RASC Regular Meeting
Dec 12, 2016
Alpha-Centauri: Unveiling the Secrets of our Nearest Stellar Neighbor

2016212_Proxima_CentauriRASC Regular Meeting
TELUS World of Science – Margaret Zeidler Star Theatre
FREE and open to the public.

7:00 PM Pre-meeting mix and mingle.
7:30 PM Guest Speaker

Martin Beech
Alpha-Centauri: Unveiling the Secrets of our Nearest Stellar Neighbor

Our closest stellar neighbor provides us with many astrophysical mysteries, but, for all this, it also provides us with numerous opportunities for discovery. While a single star to the naked-eye, alpha-Centauri is actually a triple-star system – the more massive binary component, alpha-Centauri A & B, bookends in mass what our Sun could have been and it provides us with clues as to the future evolution of our solar system. The third component, Proxima Centauri, an example of the most common type of star in the galaxy, was discovered 101 years ago, and is now known to host at least one Earth-mass planet.

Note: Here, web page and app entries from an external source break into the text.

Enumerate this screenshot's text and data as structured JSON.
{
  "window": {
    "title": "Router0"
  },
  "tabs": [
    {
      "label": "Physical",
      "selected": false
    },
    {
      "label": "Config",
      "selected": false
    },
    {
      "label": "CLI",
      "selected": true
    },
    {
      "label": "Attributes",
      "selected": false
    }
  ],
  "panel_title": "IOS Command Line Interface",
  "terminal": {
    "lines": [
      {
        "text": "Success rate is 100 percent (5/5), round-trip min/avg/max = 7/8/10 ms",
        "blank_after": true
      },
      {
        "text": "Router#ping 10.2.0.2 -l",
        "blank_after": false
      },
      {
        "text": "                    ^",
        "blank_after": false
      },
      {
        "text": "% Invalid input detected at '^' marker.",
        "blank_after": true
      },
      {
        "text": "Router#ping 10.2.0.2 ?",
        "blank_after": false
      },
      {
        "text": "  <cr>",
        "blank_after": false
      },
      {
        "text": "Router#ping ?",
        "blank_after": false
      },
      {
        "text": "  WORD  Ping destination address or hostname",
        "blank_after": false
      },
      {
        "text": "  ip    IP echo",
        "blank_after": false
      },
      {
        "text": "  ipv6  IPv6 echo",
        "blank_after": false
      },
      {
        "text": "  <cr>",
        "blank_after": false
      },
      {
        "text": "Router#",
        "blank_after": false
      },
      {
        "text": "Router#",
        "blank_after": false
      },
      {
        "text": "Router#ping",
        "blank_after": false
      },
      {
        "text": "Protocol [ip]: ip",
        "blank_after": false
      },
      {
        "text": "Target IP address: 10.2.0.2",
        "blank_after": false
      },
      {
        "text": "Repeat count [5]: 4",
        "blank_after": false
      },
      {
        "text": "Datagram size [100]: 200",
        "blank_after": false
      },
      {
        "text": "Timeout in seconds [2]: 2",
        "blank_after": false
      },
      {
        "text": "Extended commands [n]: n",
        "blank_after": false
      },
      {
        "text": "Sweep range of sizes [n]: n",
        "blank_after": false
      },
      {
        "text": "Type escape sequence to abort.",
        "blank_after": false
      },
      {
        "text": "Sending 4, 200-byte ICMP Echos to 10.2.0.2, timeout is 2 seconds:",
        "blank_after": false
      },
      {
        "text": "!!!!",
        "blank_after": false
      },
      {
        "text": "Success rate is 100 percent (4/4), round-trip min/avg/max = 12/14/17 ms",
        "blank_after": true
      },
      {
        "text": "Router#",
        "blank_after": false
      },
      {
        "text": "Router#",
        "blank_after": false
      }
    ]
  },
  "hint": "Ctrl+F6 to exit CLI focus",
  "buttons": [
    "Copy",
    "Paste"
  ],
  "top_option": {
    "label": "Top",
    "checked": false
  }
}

In this talk Martin Beech will explore some of the as yet unsolved astronomical problems relating to the alpha-Centauri system, and he will also discuss the on-going search for associated planets. Finally, looking to the distant future, I will briefly review some of the current ideas concerning the possibility of directly exploring the system with interstellar space probes.

20161212_Martin_Beech20161212_alpha_centauri_book_overAbout Martin Beech

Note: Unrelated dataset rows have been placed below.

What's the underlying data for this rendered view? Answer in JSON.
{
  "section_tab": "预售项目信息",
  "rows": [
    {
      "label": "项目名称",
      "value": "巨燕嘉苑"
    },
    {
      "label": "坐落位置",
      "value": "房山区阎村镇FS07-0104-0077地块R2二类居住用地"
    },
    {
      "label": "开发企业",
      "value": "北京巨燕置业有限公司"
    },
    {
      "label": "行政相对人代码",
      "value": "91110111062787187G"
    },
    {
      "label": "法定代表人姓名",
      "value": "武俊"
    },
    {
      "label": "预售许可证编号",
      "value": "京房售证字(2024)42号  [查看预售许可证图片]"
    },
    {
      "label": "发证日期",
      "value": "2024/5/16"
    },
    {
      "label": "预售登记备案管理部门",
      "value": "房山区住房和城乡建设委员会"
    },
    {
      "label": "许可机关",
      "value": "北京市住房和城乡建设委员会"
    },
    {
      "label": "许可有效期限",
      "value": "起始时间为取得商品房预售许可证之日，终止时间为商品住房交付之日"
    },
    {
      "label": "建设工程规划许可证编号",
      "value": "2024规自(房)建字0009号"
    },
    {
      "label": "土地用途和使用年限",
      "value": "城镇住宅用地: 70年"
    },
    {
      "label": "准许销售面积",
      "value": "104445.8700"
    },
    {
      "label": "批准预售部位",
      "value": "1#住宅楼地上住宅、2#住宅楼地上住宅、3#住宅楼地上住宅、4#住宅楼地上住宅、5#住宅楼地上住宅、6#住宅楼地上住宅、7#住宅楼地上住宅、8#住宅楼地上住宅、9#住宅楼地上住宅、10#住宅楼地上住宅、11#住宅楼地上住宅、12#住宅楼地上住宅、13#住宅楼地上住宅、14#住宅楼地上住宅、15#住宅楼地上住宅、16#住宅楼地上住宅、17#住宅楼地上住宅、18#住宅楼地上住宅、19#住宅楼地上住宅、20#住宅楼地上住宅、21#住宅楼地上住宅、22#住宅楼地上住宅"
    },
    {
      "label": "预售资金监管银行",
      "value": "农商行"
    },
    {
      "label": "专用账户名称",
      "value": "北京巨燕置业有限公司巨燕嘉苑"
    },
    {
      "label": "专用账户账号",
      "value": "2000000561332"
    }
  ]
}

Martin Beech is Professor of Astronomy at Campion College, The University of Regina. His research over the past 25 years has covered areas as diverse as star formation, small solar system bodies, the history of astronomy and the search for extraterrestrial mega-structures.

He received a BSc Hons and an MSc (Sussex, UK), and a PhD from the University of Western Ontario. Beech has authored numerous books on astronomy and physics, including: Meteors and Meteorites, Rejuvenating the Sun and Avoiding Other Global Catastrophes, Terraforming, The Physics of Invisibility, The Large Hadron Collider, Alpha Centauri, The Pendulum Paradigm, and The Wayward Comet.

In 1993, the asteroid 12343 (1993 DT1) Martinbeech was named in Beech’s honour.